Hart College of Cardiac Sonography & Health Care Inc.

winter sport

Gear Up for the Slopes, But Beware of Winter Sports Injuries

As the winter months approach in Canada, ski resorts, trails and frozen lakes start buzzing with snow sports enthusiasts. Popular cold-weather activities like downhill and cross-country skiing, snowboarding, snowmobiling and sledding are wonderful ways to get outdoors and exercise during winter. However, they also bring a higher risk of injuries.

Sprains, fractures, dislocations and torn ligaments from winter recreational activities can mean crutches, surgery and months of tedious recovery. More traumatic accidents sometimes produce head, neck and back injuries as well.

Common Winter Sports Injuries

  • Skiing Injuries:

Skiing can cause various injuries, including sprains, fractures, and dislocations. Knee injuries, especially to the ACL, are common among skiers and occur due to sudden stops or twisting motions on the mountain terrain.

  • Snowboarding Injuries:

Snowboarding, with its own set of challenges and techniques, presents distinct injury patterns. Wrist fractures and sprains are common due to the instinctive reaction to break a fall with outstretched hands. Additionally, ankle injuries and concussions are prevalent in snowboarding accidents, highlighting the importance of protective gear.
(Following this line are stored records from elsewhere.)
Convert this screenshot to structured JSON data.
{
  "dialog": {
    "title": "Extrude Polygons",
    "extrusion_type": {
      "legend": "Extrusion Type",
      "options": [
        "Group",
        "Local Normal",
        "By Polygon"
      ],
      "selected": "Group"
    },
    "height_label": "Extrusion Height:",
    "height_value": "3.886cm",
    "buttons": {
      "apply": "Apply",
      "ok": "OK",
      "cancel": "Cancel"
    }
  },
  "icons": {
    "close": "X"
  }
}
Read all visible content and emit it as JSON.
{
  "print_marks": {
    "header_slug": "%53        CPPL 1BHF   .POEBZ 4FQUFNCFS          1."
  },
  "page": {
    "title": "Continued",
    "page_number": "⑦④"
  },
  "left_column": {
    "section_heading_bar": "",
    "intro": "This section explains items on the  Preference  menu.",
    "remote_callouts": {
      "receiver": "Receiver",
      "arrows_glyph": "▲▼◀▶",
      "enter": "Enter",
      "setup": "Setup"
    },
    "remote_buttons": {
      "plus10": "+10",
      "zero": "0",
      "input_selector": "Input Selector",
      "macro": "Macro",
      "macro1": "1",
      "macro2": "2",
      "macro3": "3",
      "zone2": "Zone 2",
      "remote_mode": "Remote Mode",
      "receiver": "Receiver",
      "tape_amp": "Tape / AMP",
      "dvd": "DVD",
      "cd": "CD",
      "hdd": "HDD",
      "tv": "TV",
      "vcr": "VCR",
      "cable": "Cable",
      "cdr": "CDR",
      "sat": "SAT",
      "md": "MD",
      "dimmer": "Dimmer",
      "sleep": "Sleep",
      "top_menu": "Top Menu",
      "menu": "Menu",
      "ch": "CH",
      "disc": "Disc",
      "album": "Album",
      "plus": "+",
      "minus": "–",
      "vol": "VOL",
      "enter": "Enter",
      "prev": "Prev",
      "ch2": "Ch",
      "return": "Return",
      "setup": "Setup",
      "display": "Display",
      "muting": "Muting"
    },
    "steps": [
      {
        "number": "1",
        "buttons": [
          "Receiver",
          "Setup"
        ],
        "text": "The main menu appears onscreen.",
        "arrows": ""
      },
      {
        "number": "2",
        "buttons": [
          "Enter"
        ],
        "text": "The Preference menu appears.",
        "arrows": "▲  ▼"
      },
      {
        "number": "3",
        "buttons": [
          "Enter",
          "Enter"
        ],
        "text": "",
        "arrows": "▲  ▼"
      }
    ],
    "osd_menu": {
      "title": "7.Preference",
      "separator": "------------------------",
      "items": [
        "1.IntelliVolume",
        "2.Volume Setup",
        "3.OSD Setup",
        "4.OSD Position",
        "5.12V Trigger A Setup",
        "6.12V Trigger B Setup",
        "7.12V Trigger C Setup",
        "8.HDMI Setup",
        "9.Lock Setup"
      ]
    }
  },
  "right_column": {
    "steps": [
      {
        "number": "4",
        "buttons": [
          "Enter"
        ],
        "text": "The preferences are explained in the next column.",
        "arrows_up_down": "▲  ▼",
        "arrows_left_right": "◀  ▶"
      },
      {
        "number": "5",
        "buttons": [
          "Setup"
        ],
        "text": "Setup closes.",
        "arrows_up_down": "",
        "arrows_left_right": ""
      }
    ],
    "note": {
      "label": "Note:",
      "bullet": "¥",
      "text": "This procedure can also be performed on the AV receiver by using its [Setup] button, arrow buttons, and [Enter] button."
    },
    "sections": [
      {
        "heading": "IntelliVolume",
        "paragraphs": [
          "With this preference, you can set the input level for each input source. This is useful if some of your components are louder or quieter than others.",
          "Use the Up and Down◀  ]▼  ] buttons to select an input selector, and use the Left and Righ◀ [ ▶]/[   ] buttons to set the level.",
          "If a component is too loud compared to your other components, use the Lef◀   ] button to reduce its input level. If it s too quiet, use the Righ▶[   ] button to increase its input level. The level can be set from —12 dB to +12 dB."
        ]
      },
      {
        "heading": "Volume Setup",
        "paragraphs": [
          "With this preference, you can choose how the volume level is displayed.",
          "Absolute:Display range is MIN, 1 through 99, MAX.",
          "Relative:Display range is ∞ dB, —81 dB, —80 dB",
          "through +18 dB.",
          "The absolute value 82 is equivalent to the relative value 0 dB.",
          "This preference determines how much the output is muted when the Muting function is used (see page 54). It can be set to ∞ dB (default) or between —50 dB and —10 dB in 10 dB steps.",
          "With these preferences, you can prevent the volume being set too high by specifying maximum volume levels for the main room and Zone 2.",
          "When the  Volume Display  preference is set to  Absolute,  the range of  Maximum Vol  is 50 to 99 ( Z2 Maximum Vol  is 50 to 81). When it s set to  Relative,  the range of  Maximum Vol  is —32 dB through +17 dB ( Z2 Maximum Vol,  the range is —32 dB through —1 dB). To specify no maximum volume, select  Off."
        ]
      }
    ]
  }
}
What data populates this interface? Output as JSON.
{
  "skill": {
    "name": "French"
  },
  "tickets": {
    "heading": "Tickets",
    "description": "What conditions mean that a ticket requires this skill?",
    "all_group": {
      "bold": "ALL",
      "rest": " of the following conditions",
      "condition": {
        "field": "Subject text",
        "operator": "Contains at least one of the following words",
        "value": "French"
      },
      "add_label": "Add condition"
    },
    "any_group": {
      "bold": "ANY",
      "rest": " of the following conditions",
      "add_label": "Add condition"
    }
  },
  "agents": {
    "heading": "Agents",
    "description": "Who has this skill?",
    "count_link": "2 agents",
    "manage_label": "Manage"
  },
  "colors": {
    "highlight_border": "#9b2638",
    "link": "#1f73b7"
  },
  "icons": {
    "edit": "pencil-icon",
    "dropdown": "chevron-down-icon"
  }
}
  • Snowmobiling Injuries:

Snowmobiling, while exhilarating, can be hazardous if not approached with caution. Collisions, especially with trees or other obstacles, can lead to severe injuries. Head injuries are a significant concern, emphasizing the necessity of helmets. Limb fractures and spinal injuries are also reported in snowmobiling accidents.

Put safety first before hitting the slopes and trails this winter season. Some tips to prevent injuries include

  • Take Lessons – Get training, especially as a beginner skier or snowboarder before going out alone. Adequate training and skill development are crucial for winter sports enthusiasts. Beginners should seek lessons from certified instructors to grasp fundamental techniques and safety measures. Understanding the terrain and knowing one’s limits can help prevent accidents.
  • Warm Up Thoroughly – Stretch and move muscles to avoid strains and sprains.
  • Wear Protective Gear – Wearing appropriate gear is paramount in winter sports. Helmets, goggles, and well-fitted boots can significantly reduce the risk of head injuries, fractures, and sprains.
  • Check Equipment – Ensure equipment is set up properly and everything is in working order. Regular equipment checks are essential to ensure optimal performance and safety
  • Know Limits – Stick to trails and hills that match your capability level.
  • Stay Informed about Conditions – Weather and snow conditions play a crucial role in winter sports safety. Stay informed about the current weather forecast, snow conditions, and avalanche risks before heading out. Avoid participating in activities during adverse weather conditions.
  • Follow Safety Guidelines – Abiding by safety guidelines and resort rules is imperative. Respect designated trails, adhere to speed limits and be mindful of other participants. Following these guidelines can contribute to a safer and more enjoyable winter sports experience.

Applying injury prevention knowledge allows everyone to delight in winter recreation while staying protected. While you can’t account for all accidents, following these simple precautions goes a long way to safeguarding your health and safety out there on the slopes, trails and ice this season.